Panoramic
Radiography
Introduction
DHY 202 Clinical Radiology I
Dental Hygiene Department
William Rainey Harper College

Introduction to Panoramic
Radiography
Commonplace in dental practice
Considered essential in radiographic
diagnosis
30% of dental units sold are
panoramic

Introduction to Panoramic
Radiography
Panorama means unobstructed
view of a region in any direction
Panoramic radiograph show greater
coverage than periapical and
bitewing radiographs

Introduction to Panoramic
Radiography
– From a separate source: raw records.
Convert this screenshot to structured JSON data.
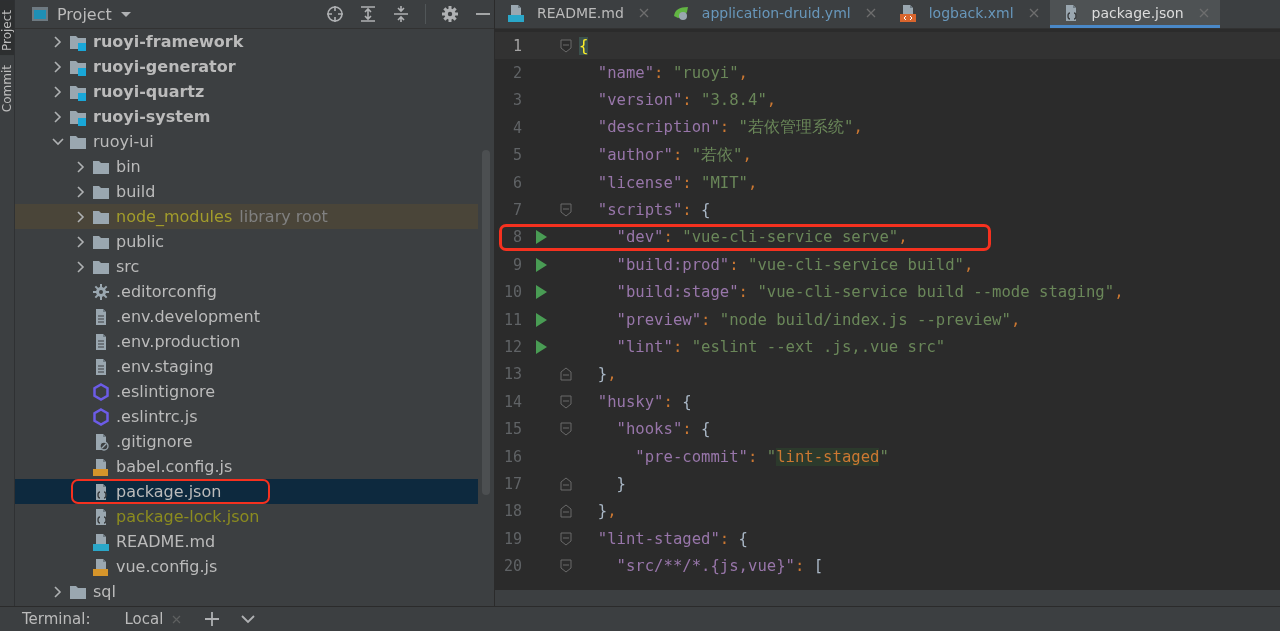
{
  "side_strip": {
    "tabs": [
      {
        "label": "Project",
        "selected": true
      },
      {
        "label": "Commit",
        "selected": false
      }
    ]
  },
  "project_panel": {
    "title": "Project",
    "tree": [
      {
        "label": "ruoyi-framework",
        "kind": "module",
        "expanded": false,
        "selected": false,
        "shaded": false,
        "annotated": false
      },
      {
        "label": "ruoyi-generator",
        "kind": "module",
        "expanded": false,
        "selected": false,
        "shaded": false,
        "annotated": false
      },
      {
        "label": "ruoyi-quartz",
        "kind": "module",
        "expanded": false,
        "selected": false,
        "shaded": false,
        "annotated": false
      },
      {
        "label": "ruoyi-system",
        "kind": "module",
        "expanded": false,
        "selected": false,
        "shaded": false,
        "annotated": false
      },
      {
        "label": "ruoyi-ui",
        "kind": "folder",
        "expanded": true,
        "selected": false,
        "shaded": false,
        "annotated": false,
        "children": [
          {
            "label": "bin",
            "kind": "folder",
            "expanded": false,
            "selected": false,
            "shaded": false,
            "annotated": false
          },
          {
            "label": "build",
            "kind": "folder",
            "expanded": false,
            "selected": false,
            "shaded": false,
            "annotated": false
          },
          {
            "label": "node_modules",
            "hint": "library root",
            "kind": "folder",
            "expanded": false,
            "selected": false,
            "shaded": true,
            "annotated": false,
            "color": "#a39d2b"
          },
          {
            "label": "public",
            "kind": "folder",
            "expanded": false,
            "selected": false,
            "shaded": false,
            "annotated": false
          },
          {
            "label": "src",
            "kind": "folder",
            "expanded": false,
            "selected": false,
            "shaded": false,
            "annotated": false
          },
          {
            "label": ".editorconfig",
            "kind": "gear",
            "selected": false,
            "shaded": false,
            "annotated": false
          },
          {
            "label": ".env.development",
            "kind": "doc",
            "selected": false,
            "shaded": false,
            "annotated": false
          },
          {
            "label": ".env.production",
            "kind": "doc",
            "selected": false,
            "shaded": false,
            "annotated": false
          },
          {
            "label": ".env.staging",
            "kind": "doc",
            "selected": false,
            "shaded": false,
            "annotated": false
          },
          {
            "label": ".eslintignore",
            "kind": "eslint",
            "selected": false,
            "shaded": false,
            "annotated": false
          },
          {
            "label": ".eslintrc.js",
            "kind": "eslint",
            "selected": false,
            "shaded": false,
            "annotated": false
          },
          {
            "label": ".gitignore",
            "kind": "gitignore",
            "selected": false,
            "shaded": false,
            "annotated": false
          },
          {
            "label": "babel.config.js",
            "kind": "js",
            "selected": false,
            "shaded": false,
            "annotated": false
          },
          {
            "label": "package.json",
            "kind": "json",
            "selected": true,
            "shaded": false,
            "annotated": true
          },
          {
            "label": "package-lock.json",
            "kind": "json",
            "selected": false,
            "shaded": false,
            "annotated": false,
            "color": "#8c8c1f"
          },
          {
            "label": "README.md",
            "kind": "md",
            "selected": false,
            "shaded": false,
            "annotated": false
          },
          {
            "label": "vue.config.js",
            "kind": "js",
            "selected": false,
            "shaded": false,
            "annotated": false
          }
        ]
      },
      {
        "label": "sql",
        "kind": "folder",
        "expanded": false,
        "selected": false,
        "shaded": false,
        "annotated": false
      }
    ]
  },
  "editor": {
    "tabs": [
      {
        "label": "README.md",
        "kind": "md",
        "selected": false,
        "modified": false
      },
      {
        "label": "application-druid.yml",
        "kind": "leaf",
        "selected": false,
        "modified": true
      },
      {
        "label": "logback.xml",
        "kind": "xml",
        "selected": false,
        "modified": true
      },
      {
        "label": "package.json",
        "kind": "json",
        "selected": true,
        "modified": false
      }
    ],
    "lines": [
      {
        "number": "1",
        "current": true,
        "run": false,
        "annotated": false,
        "fold_open": true,
        "fold_close": false,
        "tokens": [
          {
            "kind": "match",
            "text": "{"
          }
        ]
      },
      {
        "number": "2",
        "current": false,
        "run": false,
        "annotated": false,
        "fold_open": false,
        "fold_close": false,
        "tokens": [
          {
            "kind": "key",
            "text": "  \"name\""
          },
          {
            "kind": "punct",
            "text": ": "
          },
          {
            "kind": "str",
            "text": "\"ruoyi\""
          },
          {
            "kind": "punct",
            "text": ","
          }
        ]
      },
      {
        "number": "3",
        "current": false,
        "run": false,
        "annotated": false,
        "fold_open": false,
        "fold_close": false,
        "tokens": [
          {
            "kind": "key",
            "text": "  \"version\""
          },
          {
            "kind": "punct",
            "text": ": "
          },
          {
            "kind": "str",
            "text": "\"3.8.4\""
          },
          {
            "kind": "punct",
            "text": ","
          }
        ]
      },
      {
        "number": "4",
        "current": false,
        "run": false,
        "annotated": false,
        "fold_open": false,
        "fold_close": false,
        "tokens": [
          {
            "kind": "key",
            "text": "  \"description\""
          },
          {
            "kind": "punct",
            "text": ": "
          },
          {
            "kind": "str",
            "text": "\"若依管理系统\""
          },
          {
            "kind": "punct",
            "text": ","
          }
        ]
      },
      {
        "number": "5",
        "current": false,
        "run": false,
        "annotated": false,
        "fold_open": false,
        "fold_close": false,
        "tokens": [
          {
            "kind": "key",
            "text": "  \"author\""
          },
          {
            "kind": "punct",
            "text": ": "
          },
          {
            "kind": "str",
            "text": "\"若依\""
          },
          {
            "kind": "punct",
            "text": ","
          }
        ]
      },
      {
        "number": "6",
        "current": false,
        "run": false,
        "annotated": false,
        "fold_open": false,
        "fold_close": false,
        "tokens": [
          {
            "kind": "key",
            "text": "  \"license\""
          },
          {
            "kind": "punct",
            "text": ": "
          },
          {
            "kind": "str",
            "text": "\"MIT\""
          },
          {
            "kind": "punct",
            "text": ","
          }
        ]
      },
      {
        "number": "7",
        "current": false,
        "run": false,
        "annotated": false,
        "fold_open": true,
        "fold_close": false,
        "tokens": [
          {
            "kind": "key",
            "text": "  \"scripts\""
          },
          {
            "kind": "punct",
            "text": ": "
          },
          {
            "kind": "brace",
            "text": "{"
          }
        ]
      },
      {
        "number": "8",
        "current": false,
        "run": true,
        "annotated": true,
        "fold_open": false,
        "fold_close": false,
        "tokens": [
          {
            "kind": "key",
            "text": "    \"dev\""
          },
          {
            "kind": "punct",
            "text": ": "
          },
          {
            "kind": "str",
            "text": "\"vue-cli-service serve\""
          },
          {
            "kind": "punct",
            "text": ","
          }
        ]
      },
      {
        "number": "9",
        "current": false,
        "run": true,
        "annotated": false,
        "fold_open": false,
        "fold_close": false,
        "tokens": [
          {
            "kind": "key",
            "text": "    \"build:prod\""
          },
          {
            "kind": "punct",
            "text": ": "
          },
          {
            "kind": "str",
            "text": "\"vue-cli-service build\""
          },
          {
            "kind": "punct",
            "text": ","
          }
        ]
      },
      {
        "number": "10",
        "current": false,
        "run": true,
        "annotated": false,
        "fold_open": false,
        "fold_close": false,
        "tokens": [
          {
            "kind": "key",
            "text": "    \"build:stage\""
          },
          {
            "kind": "punct",
            "text": ": "
          },
          {
            "kind": "str",
            "text": "\"vue-cli-service build --mode staging\""
          },
          {
            "kind": "punct",
            "text": ","
          }
        ]
      },
      {
        "number": "11",
        "current": false,
        "run": true,
        "annotated": false,
        "fold_open": false,
        "fold_close": false,
        "tokens": [
          {
            "kind": "key",
            "text": "    \"preview\""
          },
          {
            "kind": "punct",
            "text": ": "
          },
          {
            "kind": "str",
            "text": "\"node build/index.js --preview\""
          },
          {
            "kind": "punct",
            "text": ","
          }
        ]
      },
      {
        "number": "12",
        "current": false,
        "run": true,
        "annotated": false,
        "fold_open": false,
        "fold_close": false,
        "tokens": [
          {
            "kind": "key",
            "text": "    \"lint\""
          },
          {
            "kind": "punct",
            "text": ": "
          },
          {
            "kind": "str",
            "text": "\"eslint --ext .js,.vue src\""
          }
        ]
      },
      {
        "number": "13",
        "current": false,
        "run": false,
        "annotated": false,
        "fold_open": false,
        "fold_close": true,
        "tokens": [
          {
            "kind": "brace",
            "text": "  }"
          },
          {
            "kind": "punct",
            "text": ","
          }
        ]
      },
      {
        "number": "14",
        "current": false,
        "run": false,
        "annotated": false,
        "fold_open": true,
        "fold_close": false,
        "tokens": [
          {
            "kind": "key",
            "text": "  \"husky\""
          },
          {
            "kind": "punct",
            "text": ": "
          },
          {
            "kind": "brace",
            "text": "{"
          }
        ]
      },
      {
        "number": "15",
        "current": false,
        "run": false,
        "annotated": false,
        "fold_open": true,
        "fold_close": false,
        "tokens": [
          {
            "kind": "key",
            "text": "    \"hooks\""
          },
          {
            "kind": "punct",
            "text": ": "
          },
          {
            "kind": "brace",
            "text": "{"
          }
        ]
      },
      {
        "number": "16",
        "current": false,
        "run": false,
        "annotated": false,
        "fold_open": false,
        "fold_close": false,
        "tokens": [
          {
            "kind": "key",
            "text": "      \"pre-commit\""
          },
          {
            "kind": "punct",
            "text": ": "
          },
          {
            "kind": "str",
            "text": "\""
          },
          {
            "kind": "inject",
            "text": "lint-staged"
          },
          {
            "kind": "str",
            "text": "\""
          }
        ]
      },
      {
        "number": "17",
        "current": false,
        "run": false,
        "annotated": false,
        "fold_open": false,
        "fold_close": true,
        "tokens": [
          {
            "kind": "brace",
            "text": "    }"
          }
        ]
      },
      {
        "number": "18",
        "current": false,
        "run": false,
        "annotated": false,
        "fold_open": false,
        "fold_close": true,
        "tokens": [
          {
            "kind": "brace",
            "text": "  }"
          },
          {
            "kind": "punct",
            "text": ","
          }
        ]
      },
      {
        "number": "19",
        "current": false,
        "run": false,
        "annotated": false,
        "fold_open": true,
        "fold_close": false,
        "tokens": [
          {
            "kind": "key",
            "text": "  \"lint-staged\""
          },
          {
            "kind": "punct",
            "text": ": "
          },
          {
            "kind": "brace",
            "text": "{"
          }
        ]
      },
      {
        "number": "20",
        "current": false,
        "run": false,
        "annotated": false,
        "fold_open": true,
        "fold_close": false,
        "tokens": [
          {
            "kind": "key",
            "text": "    \"src/**/*.{js,vue}\""
          },
          {
            "kind": "punct",
            "text": ": "
          },
          {
            "kind": "brace",
            "text": "["
          }
        ]
      }
    ]
  },
  "terminal_bar": {
    "title": "Terminal:",
    "tabs": [
      {
        "label": "Local"
      }
    ]
  }
}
New technique
Introduced in 1959
Employs scanography (slit beam) &
curved surface rotational
tomography

Client Dose from Panoramic


Radiography
10 times less radiation than a
complete intraoral survey using long,
round PID & E+ film
4 time less radiation than a bitewing
survey using long, round PID and E+
film

Indications for Panoramic

Pathology-cysts, tumors
Trauma-fractures
Growth & development
Client management
Edentulous
Localization: anatomy, objects,
implant placement
Carotid artery condition

Advantages of Panoramic
Radiography

Field size
Quality control
Simplicity
Time & rapidity of the procedure
Client cooperation
Dose
Minimal infection control
Gross anatomy & pathology visible

Disadvantages of
Panoramic Radiography

Image quality
Focal trough limitations
Equipment costs
Overuse

Disadvantages of
Panoramic Radiography
Image quality
Magnification
Distortion
Poor definition compared to intraoral
Overlap
Superimposition & ghost images

Disadvantages of
Panoramic Radiography
Poor image quality due to
Tomographic process
Increased object-film distance
Use of intensifying screens
Faster film with larger crystals

Disadvantages of
Panoramic Radiography
Focal Trough (Image Layer)
Areas outside are not visible
Size & shape limits imagery to those
structures which fit into the image
layer
Size & shape not adjustable so not all
clients arches image equally well

Disadvantages of
Panoramic Radiography
Distortion
Vertical & horizontal distortion with
variations causes uneven magnification

Disadvantages of
Panoramic Radiography
Superimposition & Ghost Images
All objects in the field of the beam, even
those outside of the image layer are
projected onto the film but most are not
seen.
Objects with the greatest density are
projected in two places on the film
Intended (useable image)
Ghost image (reversed, higher, blurred)
Frommer 2001

Disadvantages of
Panoramic Radiography
Superimposition & Other Imaging
Quirks
Ghost images may hide pathosis
Soft tissue shadows may mimic
pathosis